*** ENTRIES SUPPLIED

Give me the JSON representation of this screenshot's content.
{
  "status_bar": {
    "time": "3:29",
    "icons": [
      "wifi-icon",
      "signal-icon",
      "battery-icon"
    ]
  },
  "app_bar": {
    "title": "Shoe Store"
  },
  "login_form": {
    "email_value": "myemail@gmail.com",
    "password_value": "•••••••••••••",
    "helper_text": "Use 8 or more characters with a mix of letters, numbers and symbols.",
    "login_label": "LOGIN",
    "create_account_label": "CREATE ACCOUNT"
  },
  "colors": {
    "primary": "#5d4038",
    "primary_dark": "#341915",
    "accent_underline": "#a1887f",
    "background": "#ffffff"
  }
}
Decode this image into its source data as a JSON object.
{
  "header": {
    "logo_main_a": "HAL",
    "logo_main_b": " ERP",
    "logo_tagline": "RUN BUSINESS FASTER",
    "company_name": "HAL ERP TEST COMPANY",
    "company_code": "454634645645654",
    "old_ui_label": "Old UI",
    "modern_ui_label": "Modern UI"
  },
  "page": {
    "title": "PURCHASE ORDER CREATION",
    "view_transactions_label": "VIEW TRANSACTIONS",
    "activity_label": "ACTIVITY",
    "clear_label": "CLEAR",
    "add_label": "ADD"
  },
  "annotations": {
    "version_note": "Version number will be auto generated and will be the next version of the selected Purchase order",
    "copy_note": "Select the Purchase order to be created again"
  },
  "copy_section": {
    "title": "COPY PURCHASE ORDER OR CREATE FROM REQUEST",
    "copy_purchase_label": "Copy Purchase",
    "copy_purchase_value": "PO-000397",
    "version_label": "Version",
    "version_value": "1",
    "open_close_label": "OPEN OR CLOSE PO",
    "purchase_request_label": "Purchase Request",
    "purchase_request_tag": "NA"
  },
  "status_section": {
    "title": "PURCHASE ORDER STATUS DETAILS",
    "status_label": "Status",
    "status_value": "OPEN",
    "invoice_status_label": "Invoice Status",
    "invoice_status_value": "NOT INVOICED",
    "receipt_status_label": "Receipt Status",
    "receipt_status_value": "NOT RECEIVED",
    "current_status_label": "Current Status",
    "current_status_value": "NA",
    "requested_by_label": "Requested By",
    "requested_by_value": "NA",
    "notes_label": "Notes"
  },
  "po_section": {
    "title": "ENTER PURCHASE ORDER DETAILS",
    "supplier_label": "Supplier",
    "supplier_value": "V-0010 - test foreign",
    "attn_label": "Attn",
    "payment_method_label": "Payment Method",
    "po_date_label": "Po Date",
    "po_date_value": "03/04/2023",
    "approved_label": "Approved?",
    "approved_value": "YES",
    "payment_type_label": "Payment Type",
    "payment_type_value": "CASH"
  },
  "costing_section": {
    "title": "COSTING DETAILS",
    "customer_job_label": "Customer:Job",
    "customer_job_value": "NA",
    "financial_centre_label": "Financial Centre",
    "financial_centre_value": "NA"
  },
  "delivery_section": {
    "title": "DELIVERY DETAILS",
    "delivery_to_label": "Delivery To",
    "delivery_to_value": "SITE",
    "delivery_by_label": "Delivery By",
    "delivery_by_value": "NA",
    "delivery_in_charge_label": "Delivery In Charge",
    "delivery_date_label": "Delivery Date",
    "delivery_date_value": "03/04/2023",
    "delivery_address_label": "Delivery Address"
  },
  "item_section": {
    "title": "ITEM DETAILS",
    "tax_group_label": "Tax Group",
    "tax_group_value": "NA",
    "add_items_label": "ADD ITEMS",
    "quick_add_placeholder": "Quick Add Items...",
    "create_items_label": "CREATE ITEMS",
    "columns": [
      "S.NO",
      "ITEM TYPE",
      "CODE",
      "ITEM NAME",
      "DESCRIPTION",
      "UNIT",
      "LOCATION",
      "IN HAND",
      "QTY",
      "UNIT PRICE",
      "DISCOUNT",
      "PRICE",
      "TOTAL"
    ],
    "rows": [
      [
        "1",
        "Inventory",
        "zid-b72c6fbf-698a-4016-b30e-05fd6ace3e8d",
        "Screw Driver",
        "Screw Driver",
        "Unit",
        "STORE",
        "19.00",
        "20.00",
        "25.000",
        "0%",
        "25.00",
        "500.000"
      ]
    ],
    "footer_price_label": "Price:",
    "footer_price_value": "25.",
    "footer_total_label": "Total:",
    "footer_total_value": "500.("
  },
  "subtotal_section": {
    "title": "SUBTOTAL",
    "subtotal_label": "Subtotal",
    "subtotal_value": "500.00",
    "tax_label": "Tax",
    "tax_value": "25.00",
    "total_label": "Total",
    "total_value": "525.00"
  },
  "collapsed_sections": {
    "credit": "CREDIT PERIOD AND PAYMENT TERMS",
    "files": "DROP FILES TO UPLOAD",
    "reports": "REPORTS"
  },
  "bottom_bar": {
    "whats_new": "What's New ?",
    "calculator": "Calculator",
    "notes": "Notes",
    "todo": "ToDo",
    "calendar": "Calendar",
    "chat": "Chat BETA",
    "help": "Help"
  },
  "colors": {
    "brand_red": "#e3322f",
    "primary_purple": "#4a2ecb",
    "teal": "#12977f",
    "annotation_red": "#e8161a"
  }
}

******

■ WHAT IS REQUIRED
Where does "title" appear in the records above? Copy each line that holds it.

■ ANSWER SECTION
    "title": "Shoe Store"
    "title": "PURCHASE ORDER CREATION",
    "title": "COPY PURCHASE ORDER OR CREATE FROM REQUEST",
    "title": "PURCHASE ORDER STATUS DETAILS",
    "title": "ENTER PURCHASE ORDER DETAILS",
    "title": "COSTING DETAILS",
    "title": "DELIVERY DETAILS",
    "title": "ITEM DETAILS",
    "title": "SUBTOTAL",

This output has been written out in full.